Annabel Wells/LONDON

As the aerospace industry worldwide enjoys an upturn, so is that trend reflected in the aerospace-events arena. Exhibitors at 1998 trade shows will have a satisfyingly large choice of shopfronts in which to set up their wares. Potential customers will be presented with a hugely varied array from which to select their purchases.

From the USA, Boeing - its portfolio bolstered by the McDonnell Douglas acquisition - will be pitching its civil products against those of Europe's Airbus Industrie consortium. It will also turn its attention to the military market, in both the rotary- and fixed-wing areas.
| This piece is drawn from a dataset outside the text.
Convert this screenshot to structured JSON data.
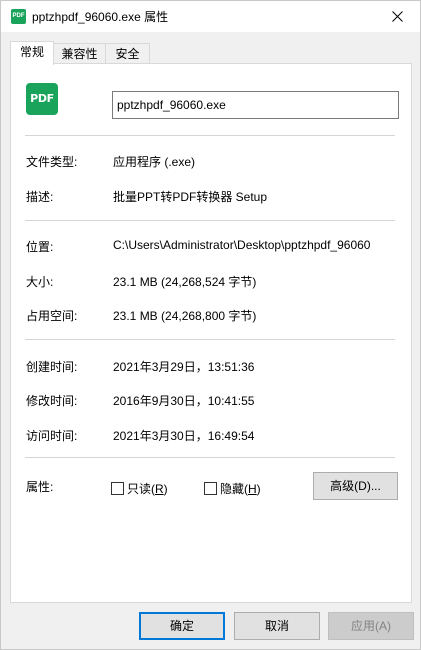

Bookings are up across the board, including those for events which cover areas such as maintenance and airport equipment. The growing market for inflight-entertainment systems will be served by the World Airline Entertainment Association's exhibition in October, in South Africa, and the Inflight Passenger Entertainment and Communications event, IPEC '98, which will be held in London, UK, in April.
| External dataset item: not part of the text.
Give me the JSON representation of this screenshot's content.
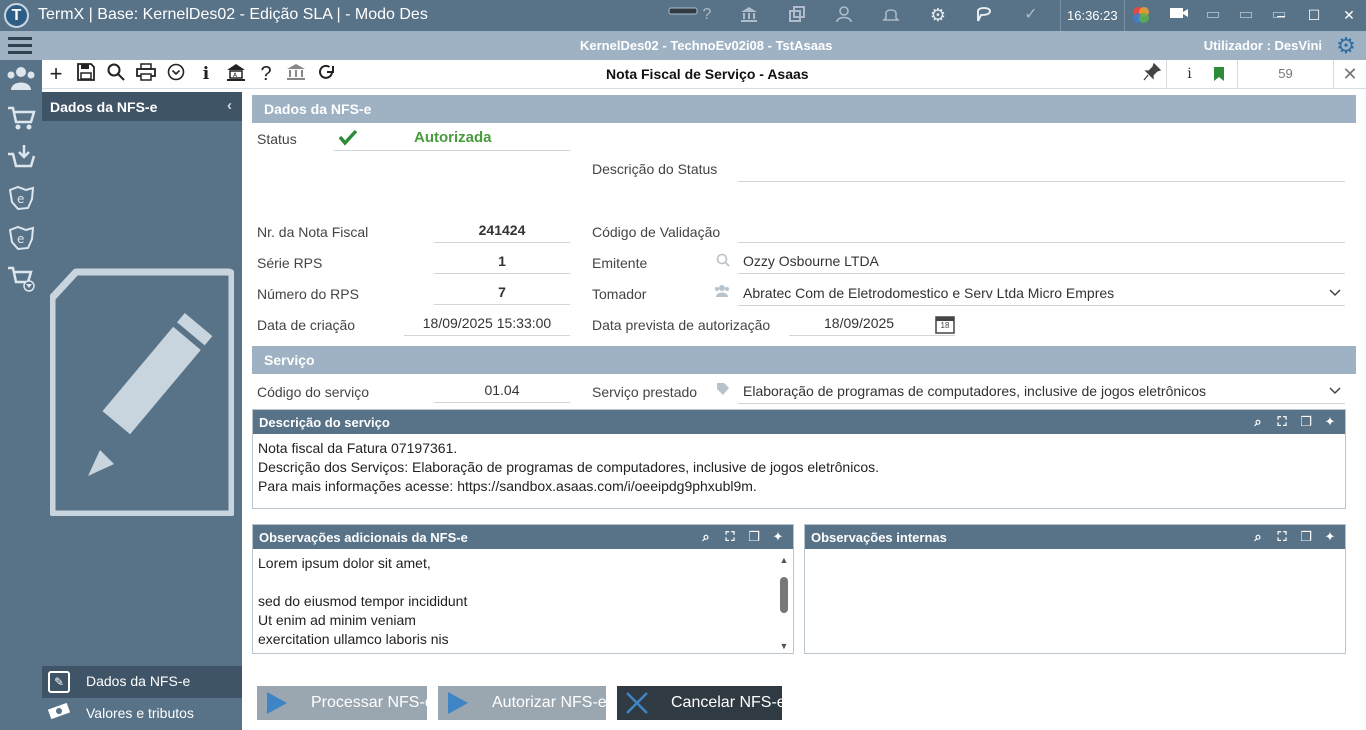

As well as the trade shows, aviation organisations will be holding their annual conventions, and other events. The European Regions Airline Association , for example, expects about 500 delegates from across the industry to attend its General Assembly in September.

A slight shadow may be cast by the currency crisis in Asia - particularly over the business- and light-aviation aircraft manufacturers, where the market has great potential - but this should prove to be a mere hiccup, leaving longer-term prospects looking good.
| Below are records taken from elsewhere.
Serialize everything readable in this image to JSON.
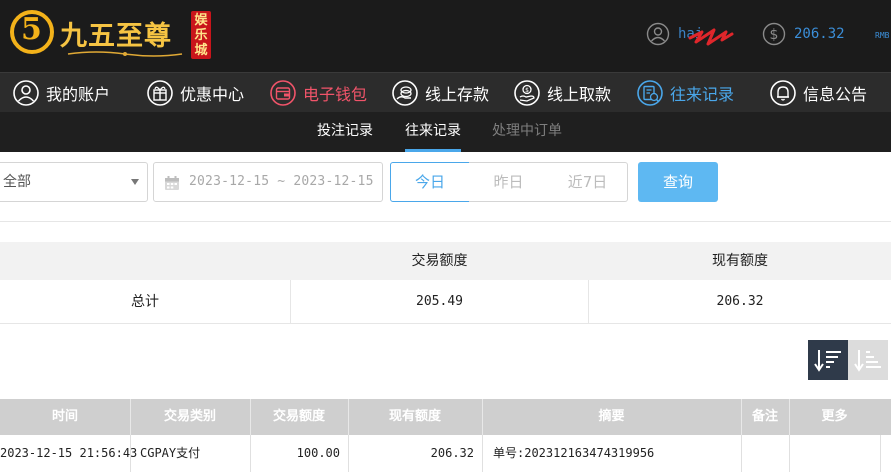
{
  "header": {
    "logo_char": "5",
    "logo_text": "九五至尊",
    "logo_badge": "娱乐城",
    "username": "hai",
    "balance": "206.32",
    "balance_unit": "RMB"
  },
  "nav": {
    "items": [
      {
        "label": "我的账户",
        "icon": "user-circle-icon"
      },
      {
        "label": "优惠中心",
        "icon": "gift-icon"
      },
      {
        "label": "电子钱包",
        "icon": "wallet-icon"
      },
      {
        "label": "线上存款",
        "icon": "deposit-icon"
      },
      {
        "label": "线上取款",
        "icon": "withdraw-icon"
      },
      {
        "label": "往来记录",
        "icon": "records-icon"
      },
      {
        "label": "信息公告",
        "icon": "bell-icon"
      }
    ],
    "active": "往来记录"
  },
  "subnav": {
    "tabs": [
      "投注记录",
      "往来记录",
      "处理中订单"
    ],
    "active": "往来记录"
  },
  "filters": {
    "type_value": "全部",
    "date_range": "2023-12-15 ~ 2023-12-15",
    "quick": [
      "今日",
      "昨日",
      "近7日"
    ],
    "quick_active": "今日",
    "query_label": "查询"
  },
  "summary": {
    "headers": [
      "交易额度",
      "现有额度"
    ],
    "row_label": "总计",
    "trade_amount": "205.49",
    "current_amount": "206.32"
  },
  "records": {
    "headers": [
      "时间",
      "交易类别",
      "交易额度",
      "现有额度",
      "摘要",
      "备注",
      "更多"
    ],
    "rows": [
      {
        "time": "2023-12-15 21:56:43",
        "type": "CGPAY支付",
        "amount": "100.00",
        "balance": "206.32",
        "summary": "单号:202312163474319956",
        "note": "",
        "more": ""
      }
    ]
  },
  "colors": {
    "accent": "#4aa7ea",
    "wallet_nav": "#f1546a",
    "logo_gold": "#f3b21a",
    "query_button": "#5eb8f2"
  }
}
In the USA, the Helicopter Association International will celebrate its 50th anniversary at its Heli-Expo in February. It reports reservations up, with new international exhibitors.

In April, the US National Air Transportation Association and Professional Aviation Maintenance Association will hold their convention and symposium, respectively, under the auspices of the new Aviation Services & Suppliers Super Show, which covers maintenance for light and business aircraft. Among those to reserve space are Bombardier, Cessna and Socata.

The US National Business Aircraft Association will be looking to build on the success of this year's 50th anniversary show, and will start taking bookings in January for its 1998 event.

In Canada, the Toronto Aviation and Aircraft Show will stage its sixth appearance, while the Canadian Business Aviation Association will hold its 37th annual convention in June.


The mood is buoyant, despite the currency crisis, with interest in bookings sustained. At the Asian Aerospace 98 show in February, the UK contingent will be the biggest yet - it has had to hire another hall to accommodate its expansion. Engine-manufacturer presence in particular is stronger. Asian Aerospace will also host the Flight International Industry Awards, the fifth outing for these sought-after prizes.

Defence manufacturers will be out in force, with Russia expected to bring the Sukhoi Su-35 and Su-37 and, possibly, the S-37 to Asian Aerospace. The Eurocopter Tiger helicopter will make an appearance, before touring in Australia.

As most show revenues are derived from overseas, aerospace events in this area should be largely unaffected by the currency downturn. Western manufacturers view Asia Pacific as important, and interest from the USA and the UK in Airport China '98, for example, is encouraging. This show is held jointly by Reed Exhibitions with the Civil Aviation Authority of China, and is backed by the UK Department of Trade and Industry.


The Society of British Aerospace Companies will stage its biennial Farnborough International in the UK in September. Flight International will run live closed-circuit television services at the show, as it will at Asian Aerospace 98. Broadcasts will include news, features and live flying-display coverage.

The Brussels-based European Business Aviation Association says that it is expecting increased numbers at this year's convention, to be held in April. In particular, it anticipates more operators and has arranged an improved exhibition area, along with staging technical and operators' sessions.

In the UK, the Royal Aeronautical Society organises events on varying topics throughout the year; the Civil Aviation Authority Safety Regulation Group will sponsor some 70 aviation-safety research projects, and will hold an open day on 11 February, in London; while Flight International and Reed Aerospace sister magazine Airline Business organise events with a variety of themes during the year (see "Other events organisers" panel).o

All details in the Flight International 1998 Aerospace Calendar are correct as at 10 November, 1997. Before committing to an event, it is advisable to check with the organiser.

Source: Flight International